By: Gary Tanashian of Biiwii.com
“If I had a world of my own, everything would be nonsense. Nothing would be what it is, because everything would be what it isn’t. And contrary wise, what is, it wouldn’t be. And what it wouldn’t be, it would. You see?” –Alice in Wonderland
Silver out performs gold as both rise with Treasury bonds, which are in turn rising with stocks, as Junk bonds hit new recovery highs while USD remains firm as inflation expectations are out of the picture. This is highly atypical, maybe even unprecedented.
Some, deeply dug into their particular disciplines and biases, might say it is dysfunctional, as this backdrop simply does not make sense using conventional methods of analysis. Why again did I name this service Notes From the Rabbit Hole?
When the S&P 500 was robo rising month after month, year after year as it did from 2011 to 2015, you did not need the market report with the funny name because all was linear and as it should be. The same actually, could be said for gold. It was linear and as it should be in its relentless downtrend. Casino patrons simply ride the trends!
But today things are making sense simply because we don’t have a need to make them make sense as linear thinkers would do; we go with the indicators and charts. Continue reading "Wonderland"
The BOJ Governor, Haruhiko Kuroda, never disappoints when it comes to producing a juicy headline for the newswires. Last time, if you will recall, it was the surprise addition of new stimulus. This time around, in his speech to the Shūgiin, Japan's House of Representatives last week, Governor Kuroda exclaimed that "the Yen is fairly valued." He then continued to outline how the merits of monetary policy have limits.
And what was investors take on Kuroda's message? Clearly fearful. That was evident by the avalanche of investors who failed to consider the underlying message and quickly switched to crowded Yen buying. The USD/JPY move was brutal, with the pair taking a nose dive of 300 pips. Of course, soon after, analysts and experts provided their own take. Opinions ran from "The remarkable rise of the USD/JPY has finally come to an abrupt end" to "the BOJ will not add more stimulus." In fact, big bets on more and more stimulus are now well off the table. But, before you decide to follow the crowd, take a moment to stop, ponder and try to see this for what it very well may be. Simply put, perhaps the spike in the Yen's value is actually an opportunity to sell it high.
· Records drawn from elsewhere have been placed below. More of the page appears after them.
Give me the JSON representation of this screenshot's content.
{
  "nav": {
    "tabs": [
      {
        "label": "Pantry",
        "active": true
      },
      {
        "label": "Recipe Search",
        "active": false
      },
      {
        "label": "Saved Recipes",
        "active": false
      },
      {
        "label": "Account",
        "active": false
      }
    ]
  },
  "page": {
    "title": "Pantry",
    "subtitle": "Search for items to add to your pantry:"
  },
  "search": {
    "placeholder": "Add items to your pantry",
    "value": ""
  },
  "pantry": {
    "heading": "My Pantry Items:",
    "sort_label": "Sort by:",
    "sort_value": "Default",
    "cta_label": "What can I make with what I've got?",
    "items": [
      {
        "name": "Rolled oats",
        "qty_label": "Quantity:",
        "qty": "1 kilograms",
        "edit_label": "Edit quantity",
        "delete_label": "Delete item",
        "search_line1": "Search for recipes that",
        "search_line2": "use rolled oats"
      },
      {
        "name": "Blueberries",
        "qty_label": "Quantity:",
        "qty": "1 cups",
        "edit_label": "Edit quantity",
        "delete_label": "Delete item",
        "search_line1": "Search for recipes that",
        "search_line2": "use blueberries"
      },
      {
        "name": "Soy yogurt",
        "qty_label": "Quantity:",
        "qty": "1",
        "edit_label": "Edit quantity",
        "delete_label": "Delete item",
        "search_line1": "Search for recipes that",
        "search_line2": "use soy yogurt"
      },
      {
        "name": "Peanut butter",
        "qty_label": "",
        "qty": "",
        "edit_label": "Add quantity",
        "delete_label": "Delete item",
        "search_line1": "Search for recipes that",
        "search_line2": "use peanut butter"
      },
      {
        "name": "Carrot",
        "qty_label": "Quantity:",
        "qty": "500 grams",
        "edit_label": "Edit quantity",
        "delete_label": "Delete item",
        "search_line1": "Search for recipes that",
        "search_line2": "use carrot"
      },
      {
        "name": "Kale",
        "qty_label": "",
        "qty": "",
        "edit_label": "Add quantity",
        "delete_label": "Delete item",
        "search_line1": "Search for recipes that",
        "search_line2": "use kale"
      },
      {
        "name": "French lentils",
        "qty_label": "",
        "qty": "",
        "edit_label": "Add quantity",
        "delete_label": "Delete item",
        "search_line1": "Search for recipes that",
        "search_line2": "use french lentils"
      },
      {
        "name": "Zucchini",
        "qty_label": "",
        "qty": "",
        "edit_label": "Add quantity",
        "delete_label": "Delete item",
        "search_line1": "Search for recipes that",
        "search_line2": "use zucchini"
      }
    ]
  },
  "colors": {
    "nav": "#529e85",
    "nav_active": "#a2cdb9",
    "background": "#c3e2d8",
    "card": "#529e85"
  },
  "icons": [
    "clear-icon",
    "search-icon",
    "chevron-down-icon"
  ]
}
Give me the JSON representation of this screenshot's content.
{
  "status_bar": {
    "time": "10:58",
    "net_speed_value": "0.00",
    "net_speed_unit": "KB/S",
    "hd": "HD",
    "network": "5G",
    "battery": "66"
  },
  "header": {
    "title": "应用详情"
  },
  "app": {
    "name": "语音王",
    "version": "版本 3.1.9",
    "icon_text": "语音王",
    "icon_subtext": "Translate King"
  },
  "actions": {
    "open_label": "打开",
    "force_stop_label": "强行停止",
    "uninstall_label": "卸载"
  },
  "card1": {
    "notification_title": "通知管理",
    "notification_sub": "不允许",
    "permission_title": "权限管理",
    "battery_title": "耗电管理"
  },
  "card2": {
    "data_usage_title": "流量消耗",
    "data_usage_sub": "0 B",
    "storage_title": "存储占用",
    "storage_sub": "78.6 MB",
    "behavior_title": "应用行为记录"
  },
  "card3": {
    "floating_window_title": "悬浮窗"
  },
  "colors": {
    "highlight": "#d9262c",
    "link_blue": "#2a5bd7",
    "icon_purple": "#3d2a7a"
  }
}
Kuroda Vs Bernanke
Markets are looking at Kuroda's speech as the BOJ saying, essentially, that shorting the Yen from here on out might not be such a good idea. It might also suggest that if the BOJ is pleased with the current value of the Yen, that they might then be less accommodative. Of course, no one knows what exactly goes through the governor's head except Kuroda himself, yet we can speculate. Before I do that, let me first draw a comparison to another central banker, Ben Bernanke, the now retired chairman of the Federal Reserve Bank. Continue reading "Yen Spike: An Opportunity in the Making?"
Former Federal Reserve Chairman, Ben Bernanke, was addressing the National Investment Center for Seniors Housing and Care conference in Chicago on Thursday and said that, "I recently tried to refinance my mortgage and I was unsuccessful in doing so." He went on to explain that lenders "may have gone a little bit too far on mortgage credit conditions" according to the Bloomberg report.
I thought I would ask you the same question today....
As always, I would love to hear you thoughts on the subject. Please take a moment to vote and leave a comment.
INO.com and MarketClub.com
By Doug French, Contributing Editor
How important is housing to the American economy?
If a 2011 SMU paper entitled "Housing's Contribution to Gross Domestic Product (GDP)" is right, nothing moves the economic needle like housing. It accounts for 17% to 18% of GDP.
And don't forget that home buyers fill their homes with all manner of stuff—and that homeowners have more skin in insurance on what's likely to be their family's most important asset.
All claims to the contrary, the disappointing first-quarter housing numbers expose the Federal Reserve as impotent at influencing GDP's most important component.
The Fed: Housing's Best Friend
No wonder every modern Fed chairman has lowered rates to try to crank up housing activity, rationalizing that low rates make mortgage payments more affordable. Back when he was chair, Ben Bernanke wrote in the Washington Post, "Easier financial conditions will promote economic growth. For example, lower mortgage rates will make housing more affordable and allow more homeowners to refinance."
In her first public speech, new Fed Chair Janet Yellen said one of the benefits to keeping interest rates low is to "make homes more affordable and revive the housing market." Continue reading "Yellen's Wand Is Running Low on Magic"
Precious metals boosters will see gold's nominal price break upward and probably get excited. They will marshal the troops for what could one day turn out to be a full fledged tout, as if the 40% decline of the last 2.5 years had never happened.
But it is gold’s ratios to positively correlated assets that tells the interesting story. Vs. Crude Oil, the story could be shaping up to be a positive one for the gold mining industry, which is counter cyclical and obviously energy and fuel intensive. Continue reading "Gold's Grinding Message"